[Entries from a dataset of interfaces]
□ □ □ □ □ □ □
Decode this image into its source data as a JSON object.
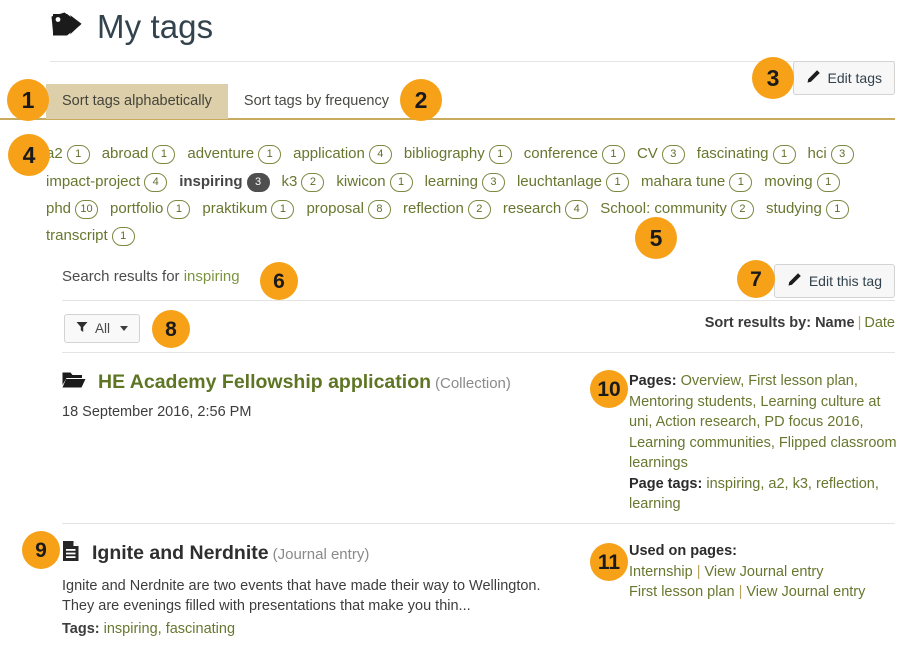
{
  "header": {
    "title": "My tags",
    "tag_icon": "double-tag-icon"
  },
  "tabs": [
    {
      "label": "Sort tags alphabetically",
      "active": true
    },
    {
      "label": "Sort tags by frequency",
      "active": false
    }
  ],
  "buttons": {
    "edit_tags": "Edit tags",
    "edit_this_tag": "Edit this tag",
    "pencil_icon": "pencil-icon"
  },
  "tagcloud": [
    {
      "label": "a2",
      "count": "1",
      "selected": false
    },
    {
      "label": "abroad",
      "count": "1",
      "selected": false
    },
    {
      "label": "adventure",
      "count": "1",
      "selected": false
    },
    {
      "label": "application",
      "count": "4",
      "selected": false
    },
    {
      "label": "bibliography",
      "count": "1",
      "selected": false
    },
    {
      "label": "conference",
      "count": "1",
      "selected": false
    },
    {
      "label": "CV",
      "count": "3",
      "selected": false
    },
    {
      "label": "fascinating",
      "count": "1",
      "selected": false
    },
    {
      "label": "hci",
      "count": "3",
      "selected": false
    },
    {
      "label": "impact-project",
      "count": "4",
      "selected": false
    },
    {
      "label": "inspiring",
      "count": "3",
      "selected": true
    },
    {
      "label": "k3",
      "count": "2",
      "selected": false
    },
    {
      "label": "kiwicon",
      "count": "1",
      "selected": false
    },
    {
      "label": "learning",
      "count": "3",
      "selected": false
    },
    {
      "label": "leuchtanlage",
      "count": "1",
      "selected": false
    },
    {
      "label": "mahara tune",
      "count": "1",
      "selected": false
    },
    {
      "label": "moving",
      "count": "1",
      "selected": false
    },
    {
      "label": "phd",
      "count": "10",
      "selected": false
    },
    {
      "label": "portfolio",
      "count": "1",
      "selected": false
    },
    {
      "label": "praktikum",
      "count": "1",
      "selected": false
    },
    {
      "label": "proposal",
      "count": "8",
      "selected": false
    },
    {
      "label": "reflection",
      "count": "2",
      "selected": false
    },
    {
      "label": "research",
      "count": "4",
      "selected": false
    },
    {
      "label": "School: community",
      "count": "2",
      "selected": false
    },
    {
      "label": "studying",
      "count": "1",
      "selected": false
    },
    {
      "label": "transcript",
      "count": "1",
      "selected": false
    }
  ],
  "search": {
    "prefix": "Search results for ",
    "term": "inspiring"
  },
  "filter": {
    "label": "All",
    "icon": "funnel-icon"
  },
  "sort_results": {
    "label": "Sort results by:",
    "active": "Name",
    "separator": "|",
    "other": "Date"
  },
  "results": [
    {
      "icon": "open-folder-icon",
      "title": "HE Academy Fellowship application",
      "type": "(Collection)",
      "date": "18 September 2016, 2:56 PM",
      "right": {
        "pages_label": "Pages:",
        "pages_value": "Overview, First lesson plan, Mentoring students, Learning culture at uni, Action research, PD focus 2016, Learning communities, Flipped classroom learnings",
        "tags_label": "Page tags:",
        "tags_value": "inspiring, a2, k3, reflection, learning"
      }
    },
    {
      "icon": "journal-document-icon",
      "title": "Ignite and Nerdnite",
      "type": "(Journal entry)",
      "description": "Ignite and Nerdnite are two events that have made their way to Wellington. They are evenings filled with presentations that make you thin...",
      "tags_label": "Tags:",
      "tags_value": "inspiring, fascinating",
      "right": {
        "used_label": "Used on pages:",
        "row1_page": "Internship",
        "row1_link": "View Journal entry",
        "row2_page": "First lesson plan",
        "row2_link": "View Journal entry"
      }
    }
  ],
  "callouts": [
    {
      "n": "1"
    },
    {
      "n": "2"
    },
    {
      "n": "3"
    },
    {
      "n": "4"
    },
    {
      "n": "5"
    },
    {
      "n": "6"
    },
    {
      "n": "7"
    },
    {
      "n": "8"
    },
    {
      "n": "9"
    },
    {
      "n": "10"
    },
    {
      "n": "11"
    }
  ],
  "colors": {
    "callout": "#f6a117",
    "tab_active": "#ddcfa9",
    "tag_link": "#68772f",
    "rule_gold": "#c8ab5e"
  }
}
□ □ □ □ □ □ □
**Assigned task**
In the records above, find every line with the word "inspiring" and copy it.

**Exercise solution**
      "label": "inspiring",
    "term": "inspiring"
        "tags_value": "inspiring, a2, k3, reflection, learning"
      "tags_value": "inspiring, fascinating",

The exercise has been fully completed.